…For all his polemic, Waldfogel never recognizes that the instrumental nature of gift-giving can alienate us from the true meaning of Christmas and other holidays and celebrations, not to mention alienating us from the true virtue of giving.
Nor, on the other hand, does Waldfogel consider the best available defense of gift-giving — namely, that it is a useful form of social theater. His economist biases reveal themselves when he considers only the value of the gift and not how the gift may enhance (or damage) the associated relationships. Don't we all use gifts to judge who really understands us and thus who is worthy of our time? To put it bluntly,I wouldn't marry or even continue to date a woman who gave me The Da Vinci Code for my birthday. But if I receive the book, maybe that's for the best: then I know the relationship doesn't have a future. In a world where we are looking at a large pool of people for the potential of closer ties, poorly chosen gifts in fact may be the greatest gift we can receive. Using economic terminology, a lot of gifts are about sorting and signaling. A world of perfect gifts is also a world where I don't meet many new people or take many chances in relationships.
I should note that I liked the book more than that excerpt, taken alone, indicates. As is often the case, the parts where I praise the work are simply less interesting. You can order the book here.

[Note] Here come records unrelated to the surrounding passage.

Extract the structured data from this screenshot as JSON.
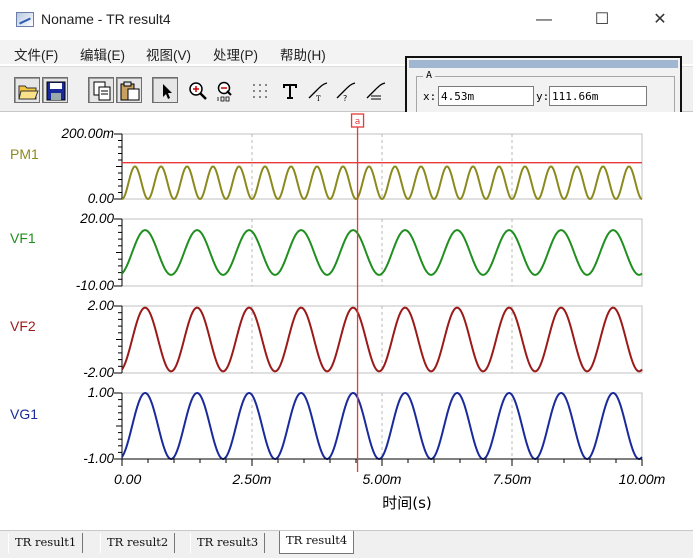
{
  "window": {
    "title": "Noname - TR result4",
    "minimize_glyph": "—",
    "maximize_glyph": "☐",
    "close_glyph": "✕"
  },
  "menu": [
    {
      "label": "文件(F)"
    },
    {
      "label": "编辑(E)"
    },
    {
      "label": "视图(V)"
    },
    {
      "label": "处理(P)"
    },
    {
      "label": "帮助(H)"
    }
  ],
  "toolbar": {
    "icons": [
      "open-folder-icon",
      "save-icon",
      "copy-icon",
      "paste-icon",
      "pointer-icon",
      "zoom-in-icon",
      "zoom-100-icon",
      "grid-icon",
      "text-icon",
      "curve-tool-1-icon",
      "curve-tool-2-icon",
      "curve-tool-3-icon"
    ]
  },
  "cursor_readout": {
    "label": "A",
    "x_label": "x:",
    "x_value": "4.53m",
    "y_label": "y:",
    "y_value": "111.66m"
  },
  "cursor": {
    "label": "a",
    "time": 0.00453,
    "color": "#e8393a"
  },
  "chart_data": {
    "type": "line",
    "xlabel": "时间(s)",
    "xlim": [
      0,
      0.01
    ],
    "x_tick_labels": [
      "0.00",
      "2.50m",
      "5.00m",
      "7.50m",
      "10.00m"
    ],
    "x_ticks": [
      0,
      0.0025,
      0.005,
      0.0075,
      0.01
    ],
    "series": [
      {
        "name": "PM1",
        "color": "#8c8a1e",
        "ylim": [
          0,
          0.2
        ],
        "y_tick_labels": [
          "200.00m",
          "0.00"
        ],
        "offset": 0.05,
        "amplitude": 0.05,
        "periods": 20,
        "reference_line": 0.1117,
        "reference_color": "#e8393a"
      },
      {
        "name": "VF1",
        "color": "#1f8f1f",
        "ylim": [
          -10,
          20
        ],
        "y_tick_labels": [
          "20.00",
          "-10.00"
        ],
        "offset": 5,
        "amplitude": 10,
        "periods": 10
      },
      {
        "name": "VF2",
        "color": "#9b1a1a",
        "ylim": [
          -2,
          2
        ],
        "y_tick_labels": [
          "2.00",
          "-2.00"
        ],
        "offset": 0,
        "amplitude": 1.9,
        "periods": 10
      },
      {
        "name": "VG1",
        "color": "#1a2a9b",
        "ylim": [
          -1,
          1
        ],
        "y_tick_labels": [
          "1.00",
          "-1.00"
        ],
        "offset": 0,
        "amplitude": 1.0,
        "periods": 10
      }
    ]
  },
  "tabs": [
    {
      "label": "TR result1"
    },
    {
      "label": "TR result2"
    },
    {
      "label": "TR result3"
    },
    {
      "label": "TR result4",
      "active": true
    }
  ]
}
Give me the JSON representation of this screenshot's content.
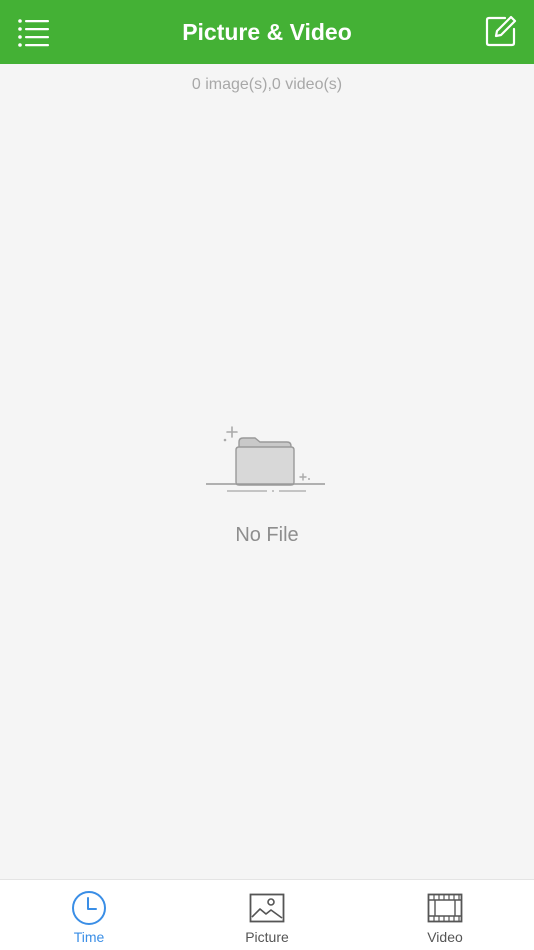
{
  "header": {
    "title": "Picture & Video",
    "menu_icon": "menu-icon",
    "edit_icon": "edit-icon"
  },
  "summary": {
    "text": "0 image(s),0 video(s)"
  },
  "empty_state": {
    "icon": "empty-folder-icon",
    "text": "No File"
  },
  "tabs": [
    {
      "label": "Time",
      "icon": "clock-icon",
      "active": true
    },
    {
      "label": "Picture",
      "icon": "image-icon",
      "active": false
    },
    {
      "label": "Video",
      "icon": "film-icon",
      "active": false
    }
  ],
  "colors": {
    "header_bg": "#44b135",
    "active_tab": "#3a8ee6",
    "background": "#f5f5f5"
  }
}
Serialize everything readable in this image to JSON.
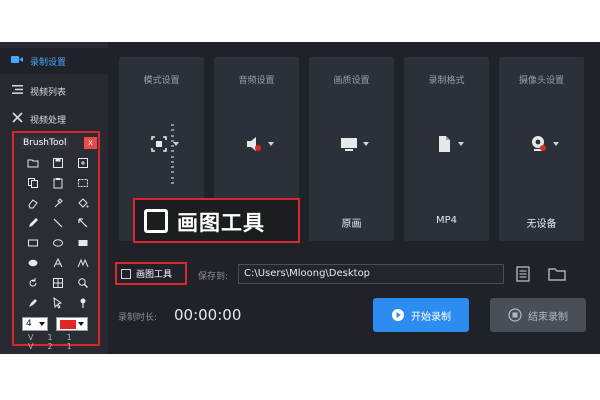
{
  "sidebar": {
    "items": [
      {
        "label": "录制设置",
        "icon": "camera-icon"
      },
      {
        "label": "视频列表",
        "icon": "list-icon"
      },
      {
        "label": "视频处理",
        "icon": "tools-icon"
      }
    ]
  },
  "brushtool": {
    "title": "BrushTool",
    "close": "x",
    "size_value": "4",
    "color": "#e22525",
    "bottom_text": "V11 V21"
  },
  "cards": [
    {
      "label": "模式设置",
      "value": "",
      "icon": "fullscreen-icon"
    },
    {
      "label": "音频设置",
      "value": "",
      "icon": "speaker-icon"
    },
    {
      "label": "画质设置",
      "value": "原画",
      "icon": "monitor-icon"
    },
    {
      "label": "录制格式",
      "value": "MP4",
      "icon": "file-icon"
    },
    {
      "label": "摄像头设置",
      "value": "无设备",
      "icon": "webcam-icon"
    }
  ],
  "callout": {
    "text": "画图工具"
  },
  "bottom": {
    "draw_tool_label": "画图工具",
    "save_label": "保存到:",
    "save_path": "C:\\Users\\Mloong\\Desktop",
    "time_label": "录制时长:",
    "time_value": "00:00:00",
    "start_label": "开始录制",
    "end_label": "结束录制"
  },
  "colors": {
    "accent": "#2d8cf0",
    "highlight": "#d8282f",
    "background": "#1f2228"
  }
}
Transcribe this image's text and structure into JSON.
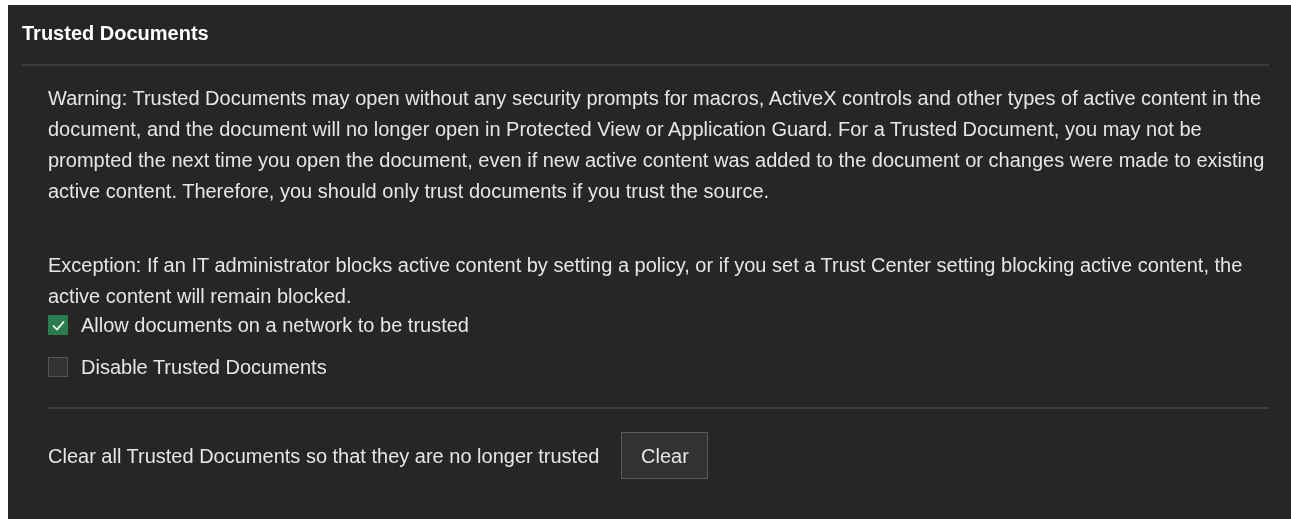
{
  "section": {
    "title": "Trusted Documents"
  },
  "paragraphs": [
    "Warning: Trusted Documents may open without any security prompts for macros, ActiveX controls and other types of active content in the document, and the document will no longer open in Protected View or Application Guard. For a Trusted Document, you may not be prompted the next time you open the document, even if new active content was added to the document or changes were made to existing active content. Therefore, you should only trust documents if you trust the source.",
    "Exception: If an IT administrator blocks active content by setting a policy, or if you set a Trust Center setting blocking active content, the active content will remain blocked."
  ],
  "options": [
    {
      "label": "Allow documents on a network to be trusted",
      "checked": true
    },
    {
      "label": "Disable Trusted Documents",
      "checked": false
    }
  ],
  "clear_row": {
    "label": "Clear all Trusted Documents so that they are no longer trusted",
    "button": "Clear"
  }
}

In case you don't remember, he's the guy who did the first work on the "deadweight loss of Christmas." The book has come out just in time for…the Christmas season.